Because of the increasing importance of credit reports these days, consumers must work to maintain good credit ratings. Unfortunately, they must also work to make sure the information handed out by the reporting agencies is accurate. This class action alleges claims against debt collector Select Portfolio Servicing, Inc. (SPS), for continuing to send out inaccurate information, and the three major credit reporting companies, for continuing to report it without conducting a proper investigation.
The class for this action is
Plaintiffs Glenn Williams and Kathy Freeman took out a home mortgage loan in 2005. The mortgage was eventually acquired by HSBC.
In December 2015, the couple filed for a Chapter 13 bankruptcy.

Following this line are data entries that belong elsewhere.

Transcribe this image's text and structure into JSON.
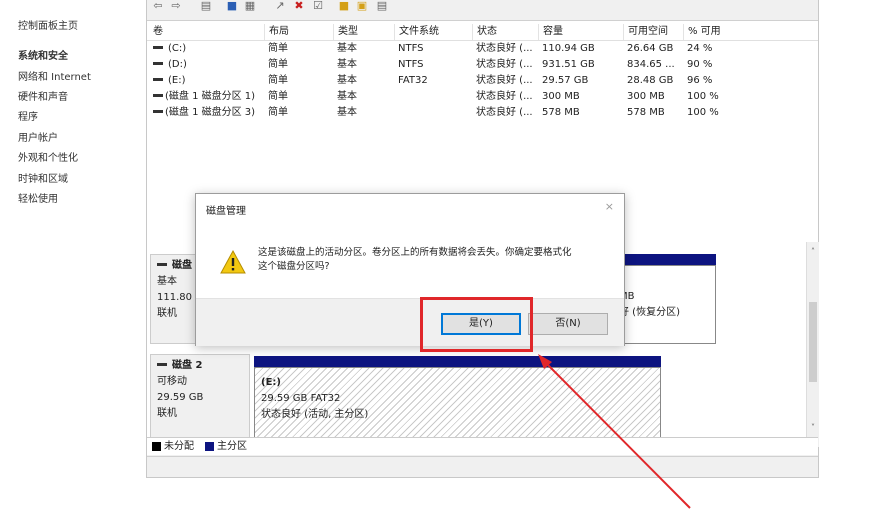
{
  "sidebar": {
    "items": [
      {
        "label": "控制面板主页"
      },
      {
        "label": "系统和安全"
      },
      {
        "label": "网络和 Internet"
      },
      {
        "label": "硬件和声音"
      },
      {
        "label": "程序"
      },
      {
        "label": "用户帐户"
      },
      {
        "label": "外观和个性化"
      },
      {
        "label": "时钟和区域"
      },
      {
        "label": "轻松使用"
      }
    ]
  },
  "toolbar": {
    "icons": [
      "back-icon",
      "forward-icon",
      "properties-icon",
      "help-icon",
      "view-icon",
      "connect-icon",
      "delete-icon",
      "check-icon",
      "folder-icon",
      "open-icon",
      "document-icon"
    ]
  },
  "volume_list": {
    "columns": [
      "卷",
      "布局",
      "类型",
      "文件系统",
      "状态",
      "容量",
      "可用空间",
      "% 可用"
    ],
    "rows": [
      [
        "(C:)",
        "简单",
        "基本",
        "NTFS",
        "状态良好 (...",
        "110.94 GB",
        "26.64 GB",
        "24 %"
      ],
      [
        "(D:)",
        "简单",
        "基本",
        "NTFS",
        "状态良好 (...",
        "931.51 GB",
        "834.65 ...",
        "90 %"
      ],
      [
        "(E:)",
        "简单",
        "基本",
        "FAT32",
        "状态良好 (...",
        "29.57 GB",
        "28.48 GB",
        "96 %"
      ],
      [
        "(磁盘 1 磁盘分区 1)",
        "简单",
        "基本",
        "",
        "状态良好 (...",
        "300 MB",
        "300 MB",
        "100 %"
      ],
      [
        "(磁盘 1 磁盘分区 3)",
        "简单",
        "基本",
        "",
        "状态良好 (...",
        "578 MB",
        "578 MB",
        "100 %"
      ]
    ]
  },
  "disks": {
    "disk1": {
      "name": "磁盘",
      "type": "基本",
      "size": "111.80 G",
      "status": "联机",
      "partition_size": "MB",
      "partition_status": "好 (恢复分区)"
    },
    "disk2": {
      "name": "磁盘 2",
      "type": "可移动",
      "size": "29.59 GB",
      "status": "联机",
      "partition_name": "(E:)",
      "partition_size": "29.59 GB FAT32",
      "partition_status": "状态良好 (活动, 主分区)"
    }
  },
  "legend": {
    "unallocated": "未分配",
    "primary": "主分区"
  },
  "dialog": {
    "title": "磁盘管理",
    "close": "×",
    "message_line1": "这是该磁盘上的活动分区。卷分区上的所有数据将会丢失。你确定要格式化",
    "message_line2": "这个磁盘分区吗?",
    "yes_label": "是(Y)",
    "no_label": "否(N)"
  },
  "colors": {
    "primary_partition": "#0d1480",
    "unallocated": "#000000",
    "annotation": "#e0272a"
  }
}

The bankruptcy plan called for their home to be surrendered to HSBC. The plan was confirmed and the bankruptcy court entered the order of discharge on September 29, 2016. This order extinguished the couple’s liability for the mortgage.

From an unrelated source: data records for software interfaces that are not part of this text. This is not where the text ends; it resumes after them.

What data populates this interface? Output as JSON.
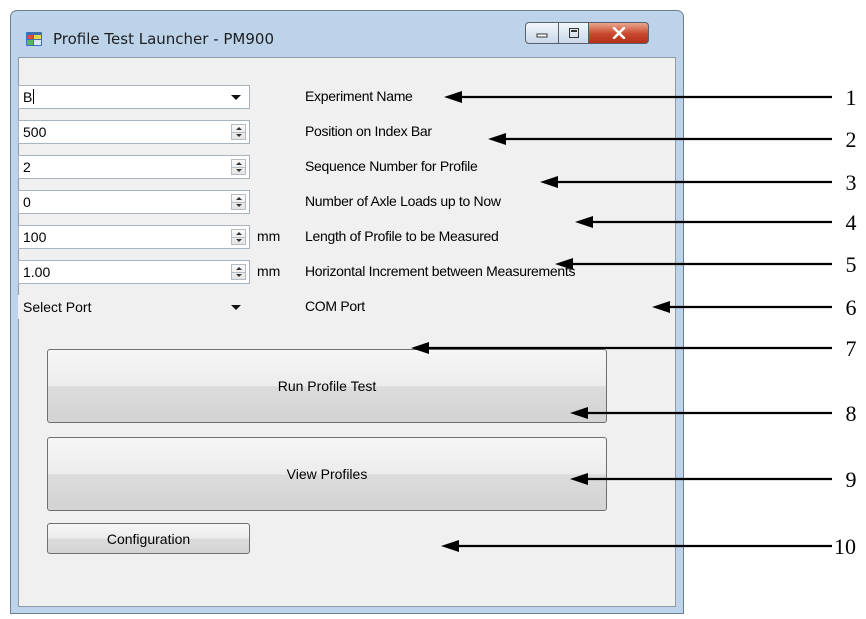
{
  "window": {
    "title": "Profile Test Launcher - PM900",
    "controls": [
      "minimize",
      "maximize",
      "close"
    ]
  },
  "fields": [
    {
      "value": "B",
      "kind": "dropdown",
      "unit": "",
      "label": "Experiment Name"
    },
    {
      "value": "500",
      "kind": "spinner",
      "unit": "",
      "label": "Position on Index Bar"
    },
    {
      "value": "2",
      "kind": "spinner",
      "unit": "",
      "label": "Sequence Number for Profile"
    },
    {
      "value": "0",
      "kind": "spinner",
      "unit": "",
      "label": "Number of Axle Loads up to Now"
    },
    {
      "value": "100",
      "kind": "spinner",
      "unit": "mm",
      "label": "Length of Profile to be Measured"
    },
    {
      "value": "1.00",
      "kind": "spinner",
      "unit": "mm",
      "label": "Horizontal Increment between Measurements"
    },
    {
      "value": "Select Port",
      "kind": "dropdown",
      "unit": "",
      "label": "COM Port"
    }
  ],
  "buttons": {
    "run": "Run Profile Test",
    "view": "View Profiles",
    "config": "Configuration"
  },
  "callouts": [
    "1",
    "2",
    "3",
    "4",
    "5",
    "6",
    "7",
    "8",
    "9",
    "10"
  ]
}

However, sometime after the discharge, the complaint says, SPS acquired servicing rights to the mortgage.
In 2018, the couple ordered credit reports from each of the three major reporting agencies—Equifax Information Services, LLC, Experian Information Solutions, Inc., and TransUnion, LLC. Each report contained information showing that they still had the mortgage, with a balance of over $98,000 and a past due amount of over $22,000, showing that payments were 120 days or more past due; none of them mentioned the bankruptcy discharge.
The couple wrote to the three companies, explaining and asking them to investigate and correct the inaccurate information. All three replied, but kept the information on their reports, as did SPS. In addition, in June 2018, SPS sent the couple a mortgage statement asking for payment and claiming they were 926 days delinquent.

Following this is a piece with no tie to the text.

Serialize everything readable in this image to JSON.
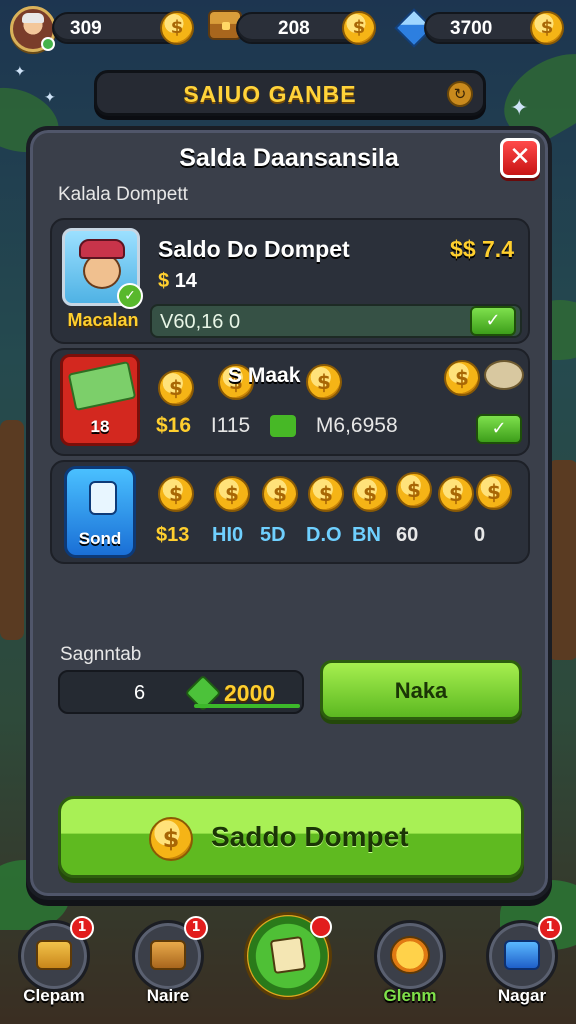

The complaint claims that SPS has violated both the Fair Debt Collection Practices Act (FDCPA) and the Fair Credit Reporting Act (FCRA) in falsely dunning them for debts they do not owe, for failing to conduct an adequate investigation into a dispute, and for reporting inaccurate information. It claims that the three credit reporting agencies have violated the FCRA for publishing inaccurate information and for not conducting adequate investigations into the dispute.